As Aaron Rodgers looks for new Packers pass-catchers, RBs AJ Dillon and Aaron Jones could join 50-50 club

GREEN BAY, Wis. -- Quarterback Aaron Rodgers didn’t sound too high on the Green Bay Packers’ young receivers this week, but it sure sounds like he believes in his running backs.

And not just as ball carriers, either.

He believes the combination of Aaron Jones and AJ Dillon can do something never done before by a Packers’ running back duo when it comes to catches.

“I think 50 is very realistic,” Rodgers said when asked how many passes Jones could catch this season.

And then he doubled down.

“I think 50 for both those guys is realistic,” Rodgers added. “That’s three a game; I guess it’d be just under, we play 17 games now. I think that’s realistic, 50 passes, which would be a nice season.”

He made that statement in the same session with reporters during which he expressed frustration with some of the young pass-catchers over what he called “bad drops” and “bad routes.”

“We're going to play our best guys when the season starts,” Rodgers said. “And whoever those guys are, those guys are going to get the reps. It's the guys I trust the most and the guys the coaches trust the most.”

Dillon and Jones have met that prerequisite.

Jones topped the 50-catch mark last season; he caught 52 and missed two games because of separate knee injuries. Dillon caught a career-best 34 while playing in all 17 games.

But the Packers have never had two backs each with 50 receptions in the same season.
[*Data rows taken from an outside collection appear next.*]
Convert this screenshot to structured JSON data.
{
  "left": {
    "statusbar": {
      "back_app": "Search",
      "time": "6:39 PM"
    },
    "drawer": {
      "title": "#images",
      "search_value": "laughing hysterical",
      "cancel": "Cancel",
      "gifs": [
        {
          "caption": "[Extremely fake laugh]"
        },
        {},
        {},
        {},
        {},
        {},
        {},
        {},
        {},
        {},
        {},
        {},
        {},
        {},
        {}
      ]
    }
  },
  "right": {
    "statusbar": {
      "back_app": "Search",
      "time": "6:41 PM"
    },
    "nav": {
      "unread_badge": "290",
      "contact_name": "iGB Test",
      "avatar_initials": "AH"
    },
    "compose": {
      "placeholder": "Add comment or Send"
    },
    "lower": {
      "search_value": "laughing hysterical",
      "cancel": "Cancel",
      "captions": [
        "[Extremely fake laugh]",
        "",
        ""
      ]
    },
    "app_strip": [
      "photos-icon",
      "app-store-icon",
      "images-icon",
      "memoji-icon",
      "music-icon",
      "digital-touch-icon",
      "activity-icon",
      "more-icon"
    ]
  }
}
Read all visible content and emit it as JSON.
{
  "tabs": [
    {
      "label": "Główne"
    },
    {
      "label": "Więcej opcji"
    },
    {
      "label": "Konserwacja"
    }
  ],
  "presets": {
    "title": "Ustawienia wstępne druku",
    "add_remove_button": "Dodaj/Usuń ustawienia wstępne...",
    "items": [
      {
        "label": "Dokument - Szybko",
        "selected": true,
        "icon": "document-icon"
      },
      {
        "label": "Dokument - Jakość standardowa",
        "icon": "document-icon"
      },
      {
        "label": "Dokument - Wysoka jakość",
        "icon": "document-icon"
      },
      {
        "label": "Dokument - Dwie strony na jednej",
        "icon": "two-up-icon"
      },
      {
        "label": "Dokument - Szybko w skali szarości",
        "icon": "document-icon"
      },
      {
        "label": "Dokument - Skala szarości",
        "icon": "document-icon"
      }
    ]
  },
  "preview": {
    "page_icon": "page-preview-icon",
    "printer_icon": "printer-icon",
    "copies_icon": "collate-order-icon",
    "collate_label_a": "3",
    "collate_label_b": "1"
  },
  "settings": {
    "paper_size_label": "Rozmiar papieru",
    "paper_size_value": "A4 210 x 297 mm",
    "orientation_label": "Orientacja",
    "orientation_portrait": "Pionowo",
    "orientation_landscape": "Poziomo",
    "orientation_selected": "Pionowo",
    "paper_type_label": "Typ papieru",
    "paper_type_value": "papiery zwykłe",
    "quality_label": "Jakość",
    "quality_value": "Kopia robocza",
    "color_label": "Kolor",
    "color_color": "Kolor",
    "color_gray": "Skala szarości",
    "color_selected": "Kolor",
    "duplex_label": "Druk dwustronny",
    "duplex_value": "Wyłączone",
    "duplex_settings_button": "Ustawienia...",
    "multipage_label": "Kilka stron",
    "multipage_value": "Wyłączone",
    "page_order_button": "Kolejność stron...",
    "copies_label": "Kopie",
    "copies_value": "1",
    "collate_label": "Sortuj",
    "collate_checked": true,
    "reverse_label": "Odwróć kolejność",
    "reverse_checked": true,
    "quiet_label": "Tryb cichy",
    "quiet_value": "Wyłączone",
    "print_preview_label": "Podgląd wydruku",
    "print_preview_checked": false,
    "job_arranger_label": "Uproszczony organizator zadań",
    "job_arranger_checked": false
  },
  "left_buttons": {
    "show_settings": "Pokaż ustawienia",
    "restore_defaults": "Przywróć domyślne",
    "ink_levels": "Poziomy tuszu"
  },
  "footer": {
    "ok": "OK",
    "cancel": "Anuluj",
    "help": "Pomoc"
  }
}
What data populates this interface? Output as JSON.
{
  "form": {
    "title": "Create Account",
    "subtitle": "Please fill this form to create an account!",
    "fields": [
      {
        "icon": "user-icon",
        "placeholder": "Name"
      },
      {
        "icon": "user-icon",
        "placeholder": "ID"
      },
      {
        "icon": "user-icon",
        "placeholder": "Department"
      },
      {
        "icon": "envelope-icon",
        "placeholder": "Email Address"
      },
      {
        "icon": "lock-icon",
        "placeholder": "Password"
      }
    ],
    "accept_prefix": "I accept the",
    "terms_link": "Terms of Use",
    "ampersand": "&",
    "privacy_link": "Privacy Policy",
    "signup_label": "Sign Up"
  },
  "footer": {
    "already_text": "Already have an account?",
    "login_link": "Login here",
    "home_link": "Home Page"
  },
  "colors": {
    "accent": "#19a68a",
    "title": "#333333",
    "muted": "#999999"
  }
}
The duo of Ahman Green and William Henderson combined for 108 catches in 2000, but Green had 73 and the fullback Henderson had 35.

Since 2000, there have been six occurrences in the NFL when two backs on the same team each had at least 50 catches in the same season, most recently on the 2017 New Orleans Saints with Alvin Kamara (81) and Mark Ingram II (58), according to ESPN Stats & Information. In fact, the Saints have three of the six occurrences.

Jones has no interest in stopping at 50. After some simple math and the realization that four catches per game would put him at 68, he agreed that 70 catches was not out of the question.

“I think that’s definitely possible,” said Jones, who has 183 career catches in 69 games over five seasons (2.7 per game). “When you put it like that, four a game, that’s definitely possible.”

Packers coach Matt LaFleur knows he must adjust some facets of the offense now that All-Pro receiver Davante Adams (and his 169 targets from last season) was traded to the Raiders during the offseason. Already, LaFleur has installed a variety of plays in training camp with both Dillon and Jones on the field together. That duo combined for 1,602 rushing yards last season (803 for Dillon on 187 carries and 799 for Jones on 171 carries).

“We’ve had them in multiple packages where they’re both in the backfield; we have a lot of stuff out of that,” Rodgers said. “We have runs to both of them, we have swing passes to them, we have screens, we have down-the-field stuff, we have action stuff, we have scat protection, we have six-man, seven-man protection stuff. There’s a lot in the offense for those two guys. We’ve got to get our best 11 on the field, and it seems like those two are both in the best 11.”

That Dillon has become a capable receiver seems like a surprise to everyone but Dillon. He caught only two passes as a rookie, following a three-year career at Boston College with only 21 total receptions.

“For me, it was definitely an opportunity because I didn’t get the ball thrown to me at BC,” Dillon said. “That’s just how our offense was. Here, you get the ball out, thrown to you constantly, all the time.”

As a rookie in 2020, Dillon watched Jones catch 47 passes and fellow running back Jamaal Williams catch 31. Williams left in free agency following that season, opening the door for Dillon to increase his role in 2021 – if he could catch.

“I’m like, ‘All right, this is what it takes to be successful in the league, go on and get your second contracts, and also to be on this team and play with '12' [Rodgers],’” Dillon said. “Going into that next offseason, that was something I was working on. Going into this offseason, my hands didn’t get bigger. It’s just being more confident. Going out there, running those routes and doing it over and over, and then trusting my hands, trusting my body in the air and things like that. It’s just repetition and trust.”

Throw in the uncertainty at receiver -- where Allen Lazard still has to prove he’s a WR1, where Randall Cobb and Sammy Watkins must show they can stay healthy and where rookies Christian Watson, Romeo Doubs and Samori Toure (plus second-year pro Amari Rodgers and third-year pro Juwann Winfree) still have to gain Rodgers’ trust -- and it could be a season in which the Packers have a handful of players who end up in the 40-60 catch range.

“Yeah, maybe,” Rodgers conceded. “But I expect there will be a couple that kind of break out from that and have really exceptional seasons. The exciting part is you don’t know who that’s going to be. I feel like ’13’ [Lazard] is going to be one of them, and after that, it will be interesting.”